Influence of stimulus eccentricity and direction on characteristics of pro- and antisaccades in non-human primates.
Bell AH., Everling S., Munoz DP.

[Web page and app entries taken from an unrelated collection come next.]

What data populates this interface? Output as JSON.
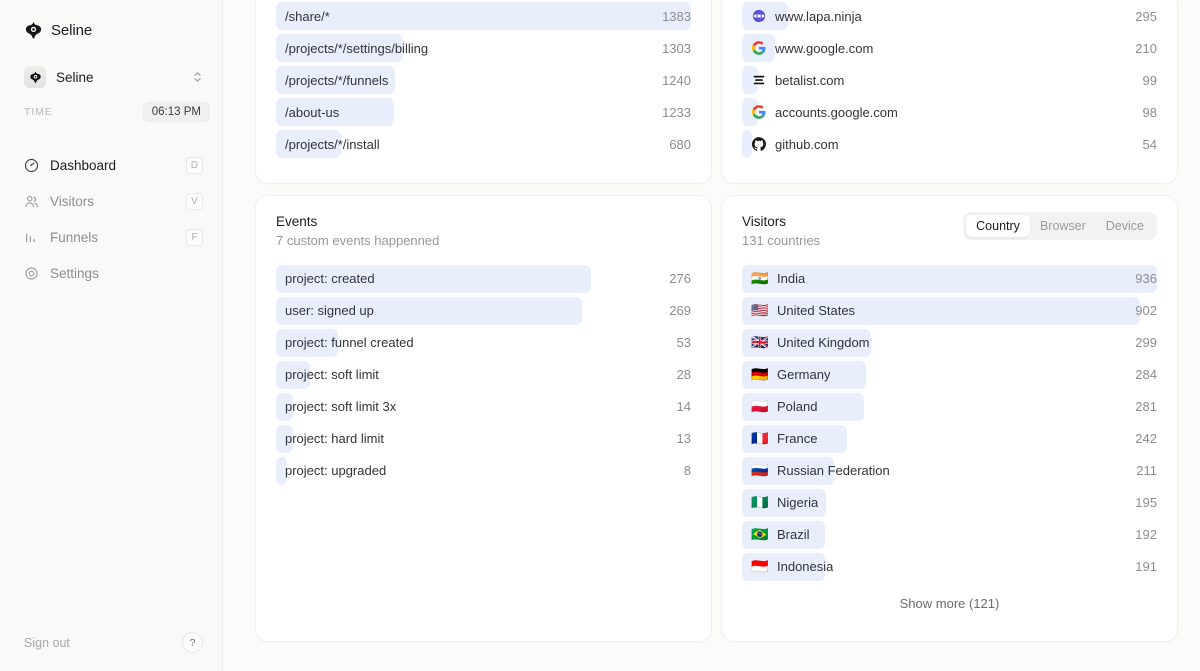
{
  "sidebar": {
    "brand": "Seline",
    "brand_icon": "seline-logo-icon",
    "project": {
      "name": "Seline",
      "icon": "seline-project-icon",
      "chevron": "chevron-up-down-icon"
    },
    "time": {
      "label": "TIME",
      "value": "06:13 PM"
    },
    "nav": [
      {
        "label": "Dashboard",
        "key": "D",
        "icon": "gauge-icon",
        "active": true
      },
      {
        "label": "Visitors",
        "key": "V",
        "icon": "users-icon",
        "active": false
      },
      {
        "label": "Funnels",
        "key": "F",
        "icon": "bar-chart-icon",
        "active": false
      },
      {
        "label": "Settings",
        "key": "",
        "icon": "target-icon",
        "active": false
      }
    ],
    "sign_out": "Sign out",
    "help": "?"
  },
  "colors": {
    "bar_fill": "#e8eefb",
    "page_bg": "#fbfbfa",
    "sidebar_bg": "#f9f9f8",
    "card_bg": "#ffffff"
  },
  "pages_card": {
    "rows": [
      {
        "label": "/share/*",
        "value": "1383",
        "pct": 100.0
      },
      {
        "label": "/projects/*/settings/billing",
        "value": "1303",
        "pct": 30.5
      },
      {
        "label": "/projects/*/funnels",
        "value": "1240",
        "pct": 28.7
      },
      {
        "label": "/about-us",
        "value": "1233",
        "pct": 28.5
      },
      {
        "label": "/projects/*/install",
        "value": "680",
        "pct": 15.6
      }
    ]
  },
  "referrers_card": {
    "rows": [
      {
        "label": "www.lapa.ninja",
        "value": "295",
        "pct": 11.2,
        "icon": "lapa-ninja-favicon"
      },
      {
        "label": "www.google.com",
        "value": "210",
        "pct": 8.0,
        "icon": "google-favicon"
      },
      {
        "label": "betalist.com",
        "value": "99",
        "pct": 3.8,
        "icon": "betalist-favicon"
      },
      {
        "label": "accounts.google.com",
        "value": "98",
        "pct": 3.8,
        "icon": "google-favicon"
      },
      {
        "label": "github.com",
        "value": "54",
        "pct": 2.1,
        "icon": "github-favicon"
      }
    ]
  },
  "events_card": {
    "title": "Events",
    "subtitle": "7 custom events happenned",
    "rows": [
      {
        "label": "project: created",
        "value": "276",
        "pct": 76.0
      },
      {
        "label": "user: signed up",
        "value": "269",
        "pct": 73.8
      },
      {
        "label": "project: funnel created",
        "value": "53",
        "pct": 15.0
      },
      {
        "label": "project: soft limit",
        "value": "28",
        "pct": 8.1
      },
      {
        "label": "project: soft limit 3x",
        "value": "14",
        "pct": 4.2
      },
      {
        "label": "project: hard limit",
        "value": "13",
        "pct": 4.0
      },
      {
        "label": "project: upgraded",
        "value": "8",
        "pct": 2.6
      }
    ]
  },
  "visitors_card": {
    "title": "Visitors",
    "subtitle": "131 countries",
    "tabs": [
      {
        "label": "Country",
        "active": true
      },
      {
        "label": "Browser",
        "active": false
      },
      {
        "label": "Device",
        "active": false
      }
    ],
    "rows": [
      {
        "label": "India",
        "value": "936",
        "pct": 100.0,
        "flag": "🇮🇳"
      },
      {
        "label": "United States",
        "value": "902",
        "pct": 95.8,
        "flag": "🇺🇸"
      },
      {
        "label": "United Kingdom",
        "value": "299",
        "pct": 31.2,
        "flag": "🇬🇧"
      },
      {
        "label": "Germany",
        "value": "284",
        "pct": 29.8,
        "flag": "🇩🇪"
      },
      {
        "label": "Poland",
        "value": "281",
        "pct": 29.4,
        "flag": "🇵🇱"
      },
      {
        "label": "France",
        "value": "242",
        "pct": 25.2,
        "flag": "🇫🇷"
      },
      {
        "label": "Russian Federation",
        "value": "211",
        "pct": 22.1,
        "flag": "🇷🇺"
      },
      {
        "label": "Nigeria",
        "value": "195",
        "pct": 20.3,
        "flag": "🇳🇬"
      },
      {
        "label": "Brazil",
        "value": "192",
        "pct": 20.0,
        "flag": "🇧🇷"
      },
      {
        "label": "Indonesia",
        "value": "191",
        "pct": 19.9,
        "flag": "🇮🇩"
      }
    ],
    "show_more": "Show more (121)"
  }
}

The ability to inhibit reflexes in favor of goal-oriented behaviors is critical for optimal exploration and interaction with our environment. The antisaccade task can be used to investigate the ability of subjects to suppress a reflexive saccade (prosaccade) to a suddenly appearing visual stimulus and instead generate a voluntary saccade (antisaccade) to its mirror location. To understand the neural mechanisms required to perform this task, our lab has developed a non-human primate model. Two monkeys were trained on a task with randomly interleaved pro- and antisaccade trials, with the color of the central fixation point (FP) instructing the monkey to either make a prosaccade (red FP) or an antisaccade (green FP). In half of the trials, the FP disappeared 200 ms before stimulus presentation (gap condition) and in the remaining trials, the FP remained visible (overlap condition) during stimulus presentation. The effect of stimulus eccentricity and direction was examined by presenting the stimulus at one of eight different radial directions (0-360 degrees ) and five eccentricities (2, 4, 8, 10, and 16 degrees ). Antisaccades had longer saccadic reaction times (SRTs), more dysmetria, and lower peak velocities than prosaccades. Direction errors in the antisaccade task were more prevalent in the gap condition. The difference in mean SRT between correct pro- and antisaccades, the anti-effect, was greater in the overlap condition. The difference in mean SRT between the overlap and the gap condition, the gap effect, was larger for antisaccades than for prosaccades. The manipulation of stimulus eccentricity and direction influenced SRT and the proportion of direction errors. These results are comparable to human studies, supporting the use of this animal model for investigating the neural mechanisms subserving the generation of antisaccades.